## Dataset items

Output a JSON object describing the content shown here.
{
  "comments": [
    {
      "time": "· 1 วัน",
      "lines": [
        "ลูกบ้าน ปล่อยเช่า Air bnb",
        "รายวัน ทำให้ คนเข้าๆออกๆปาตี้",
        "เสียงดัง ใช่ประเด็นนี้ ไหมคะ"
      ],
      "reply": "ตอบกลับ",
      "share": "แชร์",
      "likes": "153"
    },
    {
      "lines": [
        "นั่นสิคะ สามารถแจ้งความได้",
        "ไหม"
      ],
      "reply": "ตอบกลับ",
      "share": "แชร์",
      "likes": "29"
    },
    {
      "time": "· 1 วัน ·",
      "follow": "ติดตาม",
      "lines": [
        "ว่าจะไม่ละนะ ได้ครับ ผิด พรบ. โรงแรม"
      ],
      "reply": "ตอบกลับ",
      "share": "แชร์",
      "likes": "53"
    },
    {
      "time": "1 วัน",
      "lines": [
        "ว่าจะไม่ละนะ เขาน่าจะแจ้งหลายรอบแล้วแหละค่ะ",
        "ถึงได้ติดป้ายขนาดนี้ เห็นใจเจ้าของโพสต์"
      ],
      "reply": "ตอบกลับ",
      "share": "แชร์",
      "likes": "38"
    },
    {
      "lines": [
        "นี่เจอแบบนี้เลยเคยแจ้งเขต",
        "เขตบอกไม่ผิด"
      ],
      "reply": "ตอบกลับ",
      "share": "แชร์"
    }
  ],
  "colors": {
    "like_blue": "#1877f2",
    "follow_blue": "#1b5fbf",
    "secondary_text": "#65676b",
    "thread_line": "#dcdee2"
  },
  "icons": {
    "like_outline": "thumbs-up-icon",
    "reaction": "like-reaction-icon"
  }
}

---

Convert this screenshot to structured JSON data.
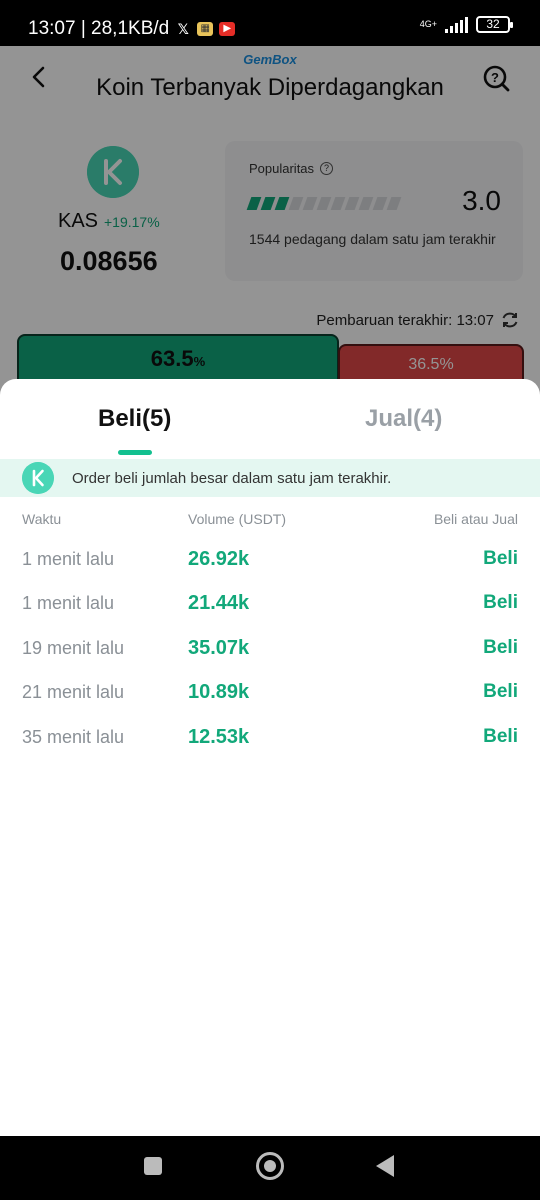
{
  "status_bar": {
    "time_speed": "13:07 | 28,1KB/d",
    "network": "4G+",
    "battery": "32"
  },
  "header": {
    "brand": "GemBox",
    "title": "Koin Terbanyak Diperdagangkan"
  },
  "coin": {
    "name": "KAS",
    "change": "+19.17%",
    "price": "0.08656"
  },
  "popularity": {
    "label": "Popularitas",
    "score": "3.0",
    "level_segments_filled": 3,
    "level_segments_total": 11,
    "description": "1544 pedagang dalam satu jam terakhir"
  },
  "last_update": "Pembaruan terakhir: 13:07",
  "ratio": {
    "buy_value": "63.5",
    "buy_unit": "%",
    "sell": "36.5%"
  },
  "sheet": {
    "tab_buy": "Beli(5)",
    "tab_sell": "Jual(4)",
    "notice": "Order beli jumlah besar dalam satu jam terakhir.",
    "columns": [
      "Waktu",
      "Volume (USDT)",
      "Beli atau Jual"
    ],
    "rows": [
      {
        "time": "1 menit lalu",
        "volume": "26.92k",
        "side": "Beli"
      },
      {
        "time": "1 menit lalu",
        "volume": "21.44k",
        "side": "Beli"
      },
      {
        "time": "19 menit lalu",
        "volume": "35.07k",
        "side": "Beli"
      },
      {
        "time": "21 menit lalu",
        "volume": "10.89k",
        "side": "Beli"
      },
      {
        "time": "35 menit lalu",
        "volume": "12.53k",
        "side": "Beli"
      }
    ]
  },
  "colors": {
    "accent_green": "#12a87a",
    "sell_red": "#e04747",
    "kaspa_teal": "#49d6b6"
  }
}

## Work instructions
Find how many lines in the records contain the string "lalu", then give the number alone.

## Answer to this task
5